There are many other questions – or prompts as I see them – that can be used when it comes to creating music, but these are a few that I rely on regularly on my own and during collaborations with other creatives.
What’s great about questions is you can also use them to steer other people in a certain direction. This can be for better or for worse, depending on the person asking the question and the intent behind it.
For example, when recording with an artist, they may record a vocal take that I do not particularly like. Instead of expressing my negative opinion right away, I will play them what they just recorded and simply ask, “What do you think of this?”
If they like the take, I may ask a series of follow-up questions to make sure that they are making the best and most calculated choice.
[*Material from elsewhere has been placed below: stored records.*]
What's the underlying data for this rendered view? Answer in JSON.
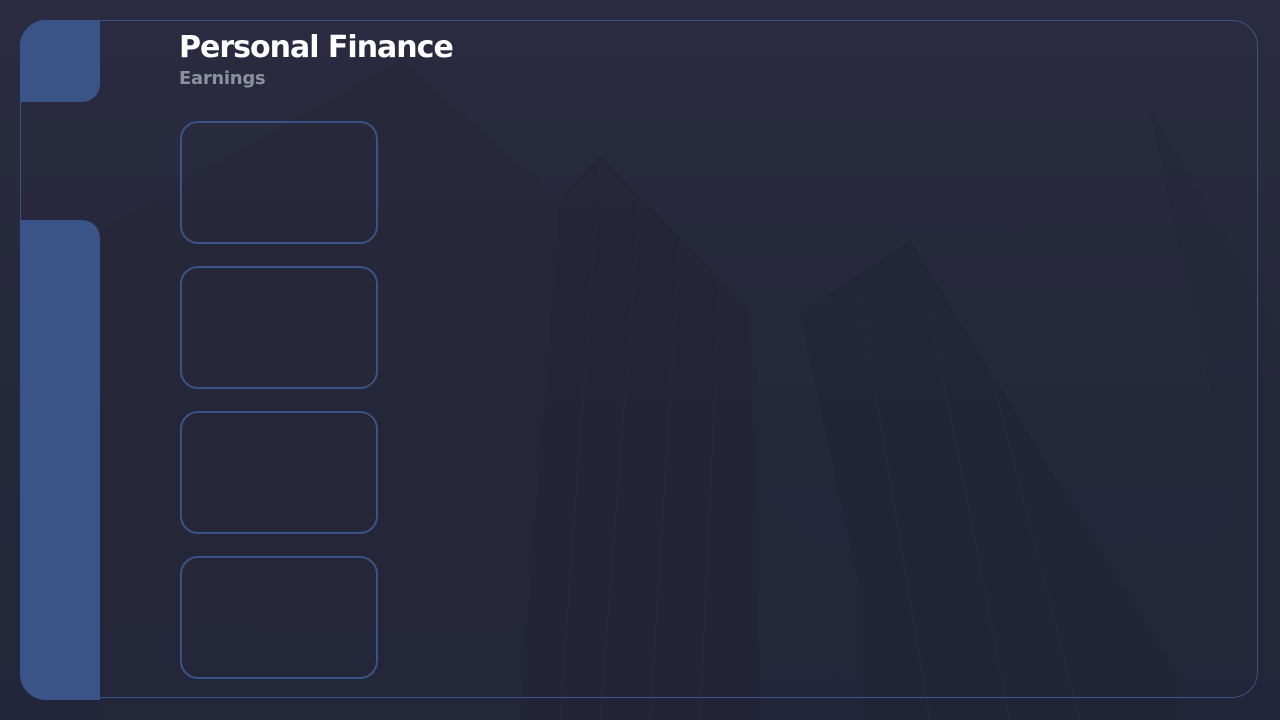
{
  "header": {
    "title": "Personal Finance",
    "subtitle": "Earnings"
  },
  "cards": [
    {
      "label": ""
    },
    {
      "label": ""
    },
    {
      "label": ""
    },
    {
      "label": ""
    }
  ],
  "colors": {
    "background": "#282a3e",
    "accent": "#3a5487",
    "border": "#3a5488",
    "title": "#ffffff",
    "subtitle": "#8b8fa0"
  }
}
For example, I may point out a specific flaw in the delivery – “Do you think the way you said this word isn’t clear?” or I may point out a tuning issue “Do you like the way you sang this word despite it being out of key?” These are also usually reasons why I do not like the take.
More often than not, an artist will consider what I am asking and choose to do it over. All of this takes place without me ever actually stating my opinion, but rather asking carefully curated questions that help them arrive at an answer within my interest.
This can be used for better or for worse. In the above, it’s for the better. Artists tend to have a bias to the first thing they record and need a third-party to help push them in order to capture their best performance. Someone who is asking questions to challenge you in order to help you grow as a person is generally doing you a favor.
However, questions can also be manipulative. Slimy salespeople and door-to-door annoyances love to ask dumb questions that they know the answer to in order to advance their personal sales agenda:
“Would you like to save $X on your hydro bill?”
Of course you would– who doesn’t want to spend less money on bills? The problem is that they know the answer is an obvious one. By committing and saying yes, they are putting you in a tough spot to say no to their offer later.
“What do you mean you’re not interested? Didn’t you just tell me you want to save money on your hydro bill?”
These high-pressure questions centred on commitment and consistency are steering you into a position to feel obligated to purchase something you may not want, need or even consider had you not been approached on it. Robert Cialdini does a great job of breaking the psychology of this down in the “Commitment and Consistency” chapter of his book “Influence: The Psychology of Persuasion” (highly recommend).
It’s obvious – I love questions. I unlocked the secret that questions help you in every way possible when used correctly – from creating opportunity, to helping you learn more, to making you more productive. The possibilities are endless once you embrace questions. The next step is to “collect” good ones and use them to empower yourself.